Lightweight Sam Rothschild played 99 National Hockey League games (eight goals, fourteen points) with three teams that were long ago defunct - the Montreal Maroons, Pittsburgh Pirates and New York Americans.
The Sudbury, Ontario native was discovered by Montrealers while Rothschild was attending school at McGill University and playing for the famed Redmen. He studied Arts, though admittedly was for more interested in Athletics. He mostly went to school because his father insisted.
Rothschild returned to Sudbury upon graduation and starred on the local senior scene. But Cecil Hart of the newly formed Montreal Maroons remembered his days with McGill and brought him back to Montreal in 1924.

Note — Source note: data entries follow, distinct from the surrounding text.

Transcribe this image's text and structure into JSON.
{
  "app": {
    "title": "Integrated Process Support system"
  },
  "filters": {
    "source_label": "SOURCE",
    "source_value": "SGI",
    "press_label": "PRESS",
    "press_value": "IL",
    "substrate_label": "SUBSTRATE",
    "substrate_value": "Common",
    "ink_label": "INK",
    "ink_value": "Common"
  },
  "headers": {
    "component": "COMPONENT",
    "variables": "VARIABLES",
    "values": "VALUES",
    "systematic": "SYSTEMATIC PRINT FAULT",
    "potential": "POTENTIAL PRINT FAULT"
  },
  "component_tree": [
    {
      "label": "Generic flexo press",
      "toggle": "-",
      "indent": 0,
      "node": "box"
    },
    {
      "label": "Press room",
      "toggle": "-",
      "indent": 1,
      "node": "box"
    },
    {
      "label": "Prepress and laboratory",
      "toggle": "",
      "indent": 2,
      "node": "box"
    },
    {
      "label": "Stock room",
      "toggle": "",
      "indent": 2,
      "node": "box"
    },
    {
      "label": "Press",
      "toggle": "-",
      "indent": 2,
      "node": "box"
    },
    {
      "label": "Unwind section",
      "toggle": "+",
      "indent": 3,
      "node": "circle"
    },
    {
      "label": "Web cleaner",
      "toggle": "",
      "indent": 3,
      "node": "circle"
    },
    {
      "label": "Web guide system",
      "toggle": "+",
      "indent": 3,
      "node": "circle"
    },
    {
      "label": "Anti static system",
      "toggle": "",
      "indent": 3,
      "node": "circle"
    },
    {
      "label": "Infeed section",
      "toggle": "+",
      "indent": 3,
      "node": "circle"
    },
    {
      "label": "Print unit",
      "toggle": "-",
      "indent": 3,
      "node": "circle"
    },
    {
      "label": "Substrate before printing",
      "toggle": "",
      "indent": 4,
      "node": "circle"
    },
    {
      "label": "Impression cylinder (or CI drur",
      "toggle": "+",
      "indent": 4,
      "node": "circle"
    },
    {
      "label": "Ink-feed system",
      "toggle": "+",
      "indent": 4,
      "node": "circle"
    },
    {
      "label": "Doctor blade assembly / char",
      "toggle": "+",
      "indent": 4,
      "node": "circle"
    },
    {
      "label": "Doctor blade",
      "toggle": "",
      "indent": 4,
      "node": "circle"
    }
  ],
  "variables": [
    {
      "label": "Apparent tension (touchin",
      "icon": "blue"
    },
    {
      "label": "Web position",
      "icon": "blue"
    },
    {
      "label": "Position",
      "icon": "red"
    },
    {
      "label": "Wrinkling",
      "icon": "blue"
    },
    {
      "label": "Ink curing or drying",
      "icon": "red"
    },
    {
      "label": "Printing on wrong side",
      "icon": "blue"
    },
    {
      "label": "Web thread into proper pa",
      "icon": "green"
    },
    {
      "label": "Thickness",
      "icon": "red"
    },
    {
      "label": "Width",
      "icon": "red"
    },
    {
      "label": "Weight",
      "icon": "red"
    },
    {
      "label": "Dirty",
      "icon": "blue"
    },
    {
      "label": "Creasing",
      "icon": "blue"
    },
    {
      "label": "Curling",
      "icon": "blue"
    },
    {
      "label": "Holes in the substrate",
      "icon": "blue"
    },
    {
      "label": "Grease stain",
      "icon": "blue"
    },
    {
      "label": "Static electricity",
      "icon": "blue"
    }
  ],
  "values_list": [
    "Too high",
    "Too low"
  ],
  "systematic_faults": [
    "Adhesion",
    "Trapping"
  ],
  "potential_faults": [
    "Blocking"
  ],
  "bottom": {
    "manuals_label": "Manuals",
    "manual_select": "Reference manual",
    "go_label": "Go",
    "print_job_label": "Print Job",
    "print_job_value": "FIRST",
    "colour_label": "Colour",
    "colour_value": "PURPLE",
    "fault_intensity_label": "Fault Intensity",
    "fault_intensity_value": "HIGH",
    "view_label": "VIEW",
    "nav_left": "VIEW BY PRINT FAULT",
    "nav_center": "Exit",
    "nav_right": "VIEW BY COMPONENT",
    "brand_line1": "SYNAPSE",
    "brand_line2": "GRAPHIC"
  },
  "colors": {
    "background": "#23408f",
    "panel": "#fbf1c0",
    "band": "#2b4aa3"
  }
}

By doing so, Rothschild became the Jewish player in NHL history. That factoid plus his contribution to the 1926 Stanley Cup championship and the fact that he usually wore a cap on the ice to hide his balding head were the most notable footnotes in his four year NHL career.
In fact he became more notable in another sport altogether.
Rothschild returned to Sudbury in 1928 and became a prominent coach. He guided the 1932 Sudbury Wolves to the Memorial Cup.
At the same time he was becoming very prominent on the curling scene. He went on to become president of the Canadian Curling Association and a member of the Canadian Curling Hall of Fame.
Rothschild worked as a Seagram sales agent for Northern Ontario for over 40 years. Rothschild, who also sat on Sudbury's city council and was president of the Chamber of Commerce, convinced Seagram to become a major sponsor of many sporting events in the area over that time.
Sam Rothschild passed away in 1987.